In 2016, like many thousands of other migrant workers from Ukraine, Victor searched for a more promising employment opportunity abroad. He went to the Russian Federation with the promise that he would earn enough money to start his own automotive repair shop when he returned home. Unfortunately, Victor was exploited for forced labour. “You think that this will never happen to you, however, it comes unexpectedly and when you recognize it, you realize that it is too late,” Victor concluded. He spent 11 months under heavy surveillance, working in an automotive repair shop in exchange only for food. When Victor’s health deteriorated, his passport was returned and he was given RUB 1,000, only enough to get him to the Russian-Ukrainian border. Once back in Ukraine, Victor was not starting his business as he had hoped before his exploitation and in fact, his dreams were further than ever from being realized.

Shortly after Victor returned, he started receiving reintegration assistance, including psychological counseling, through a local NGO partner of IOM. They told him about IOM’s Economic Empowerment Programme available to trafficking survivors that assists in sustainable reintegration through self-employment opportunities. The programme, which has been supported with generous funding from international donors, trains trafficking survivors on business and career development and provides self-employment grants for those that develop and successfully defend a business plan after participation in the training. Victor decided to participate in the programme and successfully defended his business plan to start a powder coating shop.

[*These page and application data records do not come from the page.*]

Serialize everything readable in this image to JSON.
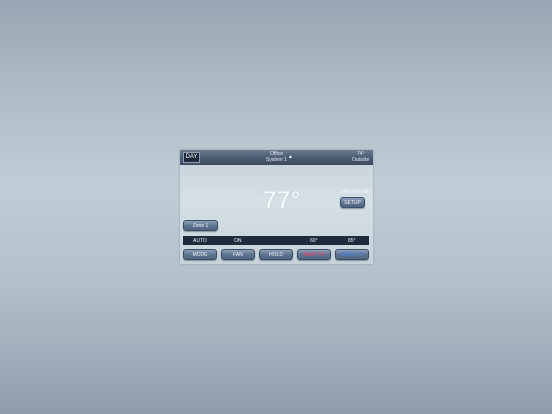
{
  "header": {
    "day_label": "DAY",
    "location": "Office",
    "system": "System 1",
    "outside_temp": "74°",
    "outside_label": "Outside"
  },
  "display": {
    "temperature": "77°",
    "humidity": "34% Humidity"
  },
  "buttons": {
    "setup": "SETUP",
    "zone": "Zone 1",
    "mode": "MODE",
    "fan": "FAN",
    "hold": "HOLD",
    "heat_to": "HEAT TO",
    "cool_to": "COOL TO"
  },
  "status": {
    "mode": "AUTO",
    "fan": "ON",
    "heat_setpoint": "60°",
    "cool_setpoint": "85°"
  },
  "colors": {
    "heat": "#ff3b5c",
    "cool": "#3d7cff"
  }
}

“Powder coating is a process used to paint metal parts, such as household appliances and automobile and bicycle parts, and is more durable than conventional painting,” he explained. Victor opened his shop in the industrial part of town and the IOM grant helped him set up a full-fledged, operational system. A sand blasting machine, an electrostatic chamber, and a heating chamber provided by IOM allow Victor to complete the entire three-stage process and to be competitive in this market. This assistance was made possible with generous funding from the American people through the U.S. Agency for International Development (USAID).

In the sandblasting chamber, metal parts are polished by a propelled stream of sand powered by a specialized machine, creating a perfect surface for coating

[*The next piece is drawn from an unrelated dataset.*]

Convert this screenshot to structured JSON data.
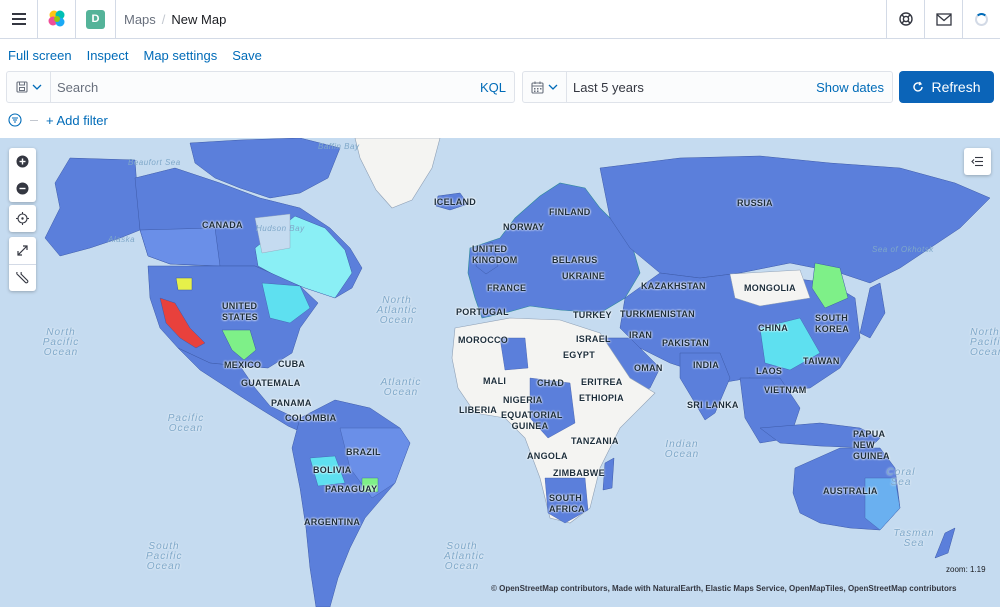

Only four weeks after opening his shop, Victor was earning approximately UAH 5,500 per month and saw potential for a six-fold income increase. Most of his clients are owners of automobiles wanting to custom paint their cars and trucks or needing small touch ups, but his business is also near a metal forging shop, from whom he receives a steady stream of orders. Victor’s wife, Vlada*, is actively involved in promoting the business through social media and more traditional forms of advertising. In fact, a few weeks after opening, Victor is busy with many orders and already has thoughts of expanding. “My wife must be doing a great job with what she calls, targeted advertising,” said Victor proudly, emphasizing the duo’s shared success and teamwork. In the near future, Victor would like to hire a few employees and explore other opportunities to improve his business, in turn putting his trafficking experience further behind him.

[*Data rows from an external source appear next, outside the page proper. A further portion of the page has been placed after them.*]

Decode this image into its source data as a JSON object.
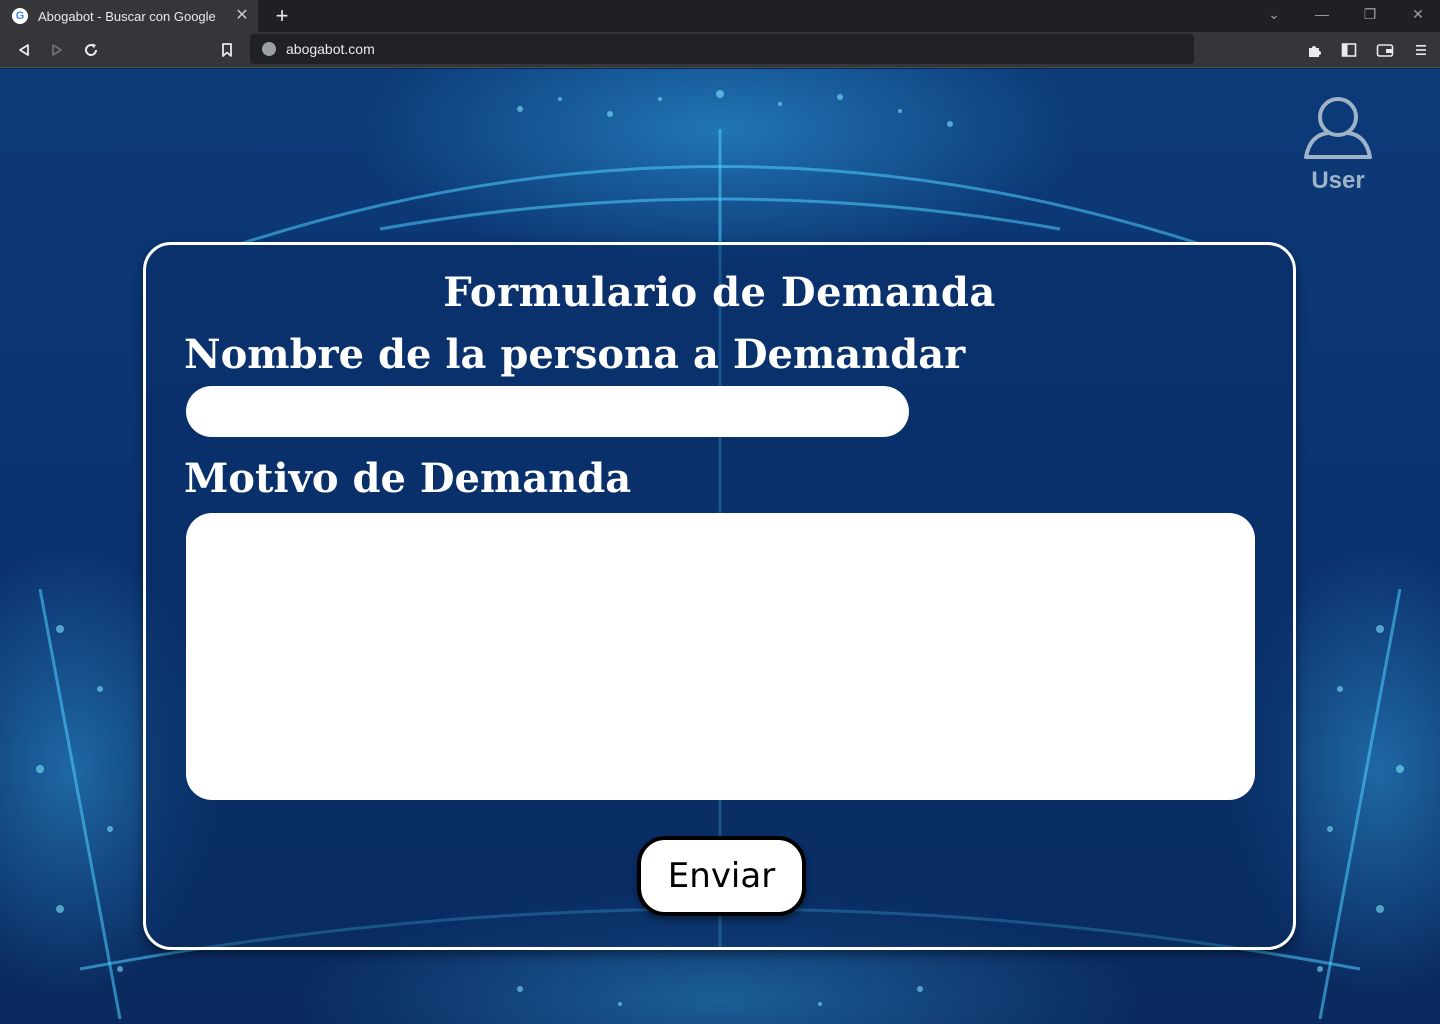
{
  "browser": {
    "tab_title": "Abogabot - Buscar con Google",
    "tab_favicon_letter": "G",
    "url": "abogabot.com",
    "icons": [
      "back-icon",
      "forward-icon",
      "reload-icon",
      "bookmark-icon",
      "site-info-icon",
      "extensions-icon",
      "sidebar-icon",
      "wallet-icon",
      "menu-icon"
    ]
  },
  "user": {
    "label": "User"
  },
  "form": {
    "title": "Formulario de Demanda",
    "name_label": "Nombre de la persona a Demandar",
    "name_value": "",
    "motivo_label": "Motivo de Demanda",
    "motivo_value": "",
    "submit_label": "Enviar"
  },
  "colors": {
    "background": "#0b3270",
    "accent_glow": "#3cbeff",
    "card_border": "#ffffff",
    "button_border": "#000000"
  }
}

In the electrostatic chamber powder is applied through a special spray gun, while an electric field makes powder stick onto the metal surface


Even though he went through a harrowing human trafficking experience, Victor is a real-life example of former victims’ resilience and of the importance of providing income generating opportunities within IOM’s reintegration programming.


The third and final stage is a heating chamber. The coating is finalized when powder is applied onto the metal surface and subjected to 200 degrees Celsius and once cooled creates a rock solid skin around the object


From January-June 2017, the International Organization for Migration (IOM), Mission in Ukraine identified and assisted 639 victims of trafficking who suffered from forced labour and sexual exploitation in 23 different countries, including Ukraine. This represents an increase of 30% compared to the victims identified in January-June 2016. IOM Ukraine has provided holistic reintegration assistance to almost 14,000 victims of trafficking since 2000 including legal aid, medical care, psychological counseling, family support, vocational training and additional assistance based on individual needs, which provides for sustainable recovery.  Almost 900 former victims have benefited from IOM’s Economic Empowerment Programme, creating hundreds of new jobs and contributing tens of thousands of hryvnias in local taxes.

*Names have been changed to protect privacy